I did  a series of individual goal-setting with each of the NewVoiceMedia Scrum Masters last month.  Whilst it isn’t quite the same as the holy seal of the confessional, they are still personal & private, so I can’t share them.

Yet I learned so much!

There were common themes, and several things came up in every session.

As I said, I learned so much….. I was reminded of some related threads of other conversations I’d had during last year.

So rather than write about what I heard, I thought I would write about something I learned, and really want to share.

When seen from the outside…

I always feel honoured & humbled when I meet someone who says “I read your blog”.  I confess too, that I am often slightly surprised: in the whole sea of the internet, it was my message in a bottle that washed up at their feet.

If you are reading this and you don’t write at all, let me tell you:  this is exactly how it feels each week.  You sit down, carefully write your blog post ‘note’, then you stuff it in a metaphorical plastic bottle and throw it into the internet ocean.

This isn’t a problem, if like me you write because you love to do so.  If you are looking for fame and glory….well, there are probably easier ways to be honest.

The thing is, in about 50% of the conversations that open with ‘I read your blog…’ they move on to ‘I want to write a blog too’.

I have momentary euphoria – I am genuinely delighted that I have found a kindred spirit!  More than that, I have (in some small way) inspired them.  How cool is that?

It is momentary euphoria though, because I know the truth, and usually I can not speak it.

The truth is that writing a blog post is easy*.  Really easy.

Writing multiple blog posts anywhere near regularly is really, really hard.  It takes a level of discipline every newbie (including myself at the time) underestimates.

But it looks easy, because writing a single post is easy, and a blog is just many single posts, right?

A slightly different view of the same problem

At an event last year I had the most wonderful conversations.  One in particular was with a man who mentioned he wanted to write a book.  He’d had this idea for quite a while, but hadn’t quite found the time to do it.  As we talked, it became clear that he hadn’t recognised the real problem with getting his authorship dreams to reality.

Since he had asked, I offered my solution: discipline.

Hard-core habit forming, if possible, stacked with an already concrete habit he already did (like breathing 😉 ).

It’s quite simple: the way to write is to do it.  Either in a huge block of enforced solitude, or (as is my practice) regular nibbles over and over until it is done.

It is simple.

But it is NOT easy.

He was….underwhelmed I think.  He had thought it was time, which is easier to solve (or blame) than the reality.

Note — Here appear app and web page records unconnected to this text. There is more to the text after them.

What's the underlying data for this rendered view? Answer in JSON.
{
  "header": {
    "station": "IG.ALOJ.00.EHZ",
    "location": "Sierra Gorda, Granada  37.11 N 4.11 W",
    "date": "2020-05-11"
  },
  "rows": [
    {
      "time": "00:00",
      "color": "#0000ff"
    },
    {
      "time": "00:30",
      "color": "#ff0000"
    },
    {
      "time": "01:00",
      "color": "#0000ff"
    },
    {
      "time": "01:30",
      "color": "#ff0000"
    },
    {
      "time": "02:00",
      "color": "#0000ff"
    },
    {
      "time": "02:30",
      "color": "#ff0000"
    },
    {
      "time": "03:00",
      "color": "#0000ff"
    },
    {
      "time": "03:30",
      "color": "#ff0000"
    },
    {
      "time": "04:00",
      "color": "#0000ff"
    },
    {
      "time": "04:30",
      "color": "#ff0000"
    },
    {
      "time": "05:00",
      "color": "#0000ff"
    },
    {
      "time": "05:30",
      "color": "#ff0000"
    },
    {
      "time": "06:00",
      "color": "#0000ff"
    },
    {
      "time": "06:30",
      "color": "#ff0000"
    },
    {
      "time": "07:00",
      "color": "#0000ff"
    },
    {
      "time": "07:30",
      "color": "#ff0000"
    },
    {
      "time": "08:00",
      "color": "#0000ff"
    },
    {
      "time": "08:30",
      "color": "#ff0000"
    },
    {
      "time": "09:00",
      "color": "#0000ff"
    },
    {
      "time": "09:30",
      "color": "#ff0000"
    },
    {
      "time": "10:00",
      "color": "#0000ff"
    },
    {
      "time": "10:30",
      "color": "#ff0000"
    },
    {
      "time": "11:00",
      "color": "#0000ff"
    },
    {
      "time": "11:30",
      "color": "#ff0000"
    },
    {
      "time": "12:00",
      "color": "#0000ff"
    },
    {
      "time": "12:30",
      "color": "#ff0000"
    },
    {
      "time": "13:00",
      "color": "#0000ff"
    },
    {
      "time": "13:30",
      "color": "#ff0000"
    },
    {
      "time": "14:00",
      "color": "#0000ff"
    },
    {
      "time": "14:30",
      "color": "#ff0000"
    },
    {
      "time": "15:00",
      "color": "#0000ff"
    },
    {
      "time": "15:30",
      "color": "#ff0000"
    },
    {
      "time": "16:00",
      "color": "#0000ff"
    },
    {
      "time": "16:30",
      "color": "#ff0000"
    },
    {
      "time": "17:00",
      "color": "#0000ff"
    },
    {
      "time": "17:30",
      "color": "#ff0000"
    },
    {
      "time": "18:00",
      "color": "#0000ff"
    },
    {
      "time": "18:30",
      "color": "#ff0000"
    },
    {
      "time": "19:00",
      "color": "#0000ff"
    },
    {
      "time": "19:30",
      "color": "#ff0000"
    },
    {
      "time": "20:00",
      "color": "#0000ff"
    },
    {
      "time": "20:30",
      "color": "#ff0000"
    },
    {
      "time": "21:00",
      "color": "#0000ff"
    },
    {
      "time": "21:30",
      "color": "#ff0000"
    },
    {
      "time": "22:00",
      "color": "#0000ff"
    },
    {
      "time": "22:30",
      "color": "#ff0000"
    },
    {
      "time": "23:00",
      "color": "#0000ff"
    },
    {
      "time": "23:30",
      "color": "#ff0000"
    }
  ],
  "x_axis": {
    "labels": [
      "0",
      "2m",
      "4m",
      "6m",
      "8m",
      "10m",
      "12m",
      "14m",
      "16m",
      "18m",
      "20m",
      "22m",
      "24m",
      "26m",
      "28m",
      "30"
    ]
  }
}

He may still think I am wrong. It’s certainly possible.

Writing a book looks easy too, because you have an idea, and if you find writing is easy, a book just needs more time to write, right?

To Sum Up

What looks easy from the outside, may be much harder than you imagine.

But as we can be wrong about how easy something is, we can also be wrong about how hard something is too.

What looks insurmountable from the outside may be no more than a trick of the light, and much easier than you imagine.

So what is the truth?  How can you know if you are too fearful, or too optimistic?

  1. Talk to someone who has done it already.
  2. Then talk to someone else who has done it already.
  3. Get as many data points as you can, because the more stories you have, the easier it will be to find similarities.
  4. Now experiment.  Try and do it for yourself.  Reflect often and see what you can learn.
  5. Apply what you learn to help you be better next time.
  6. Repeat.

This is called learning 😉  (And this agile thing isn’t only good for software development you know!)

Good luck, and make sure to celebrate as you go…its far too easy to forget how far you have come.


P.S. If you are interested in what lots of other writers did to climb their particular mountains, try this book by Mason Currey.

* Pressing ‘Publish’ on that first post is hard, but that’s a different thing 😉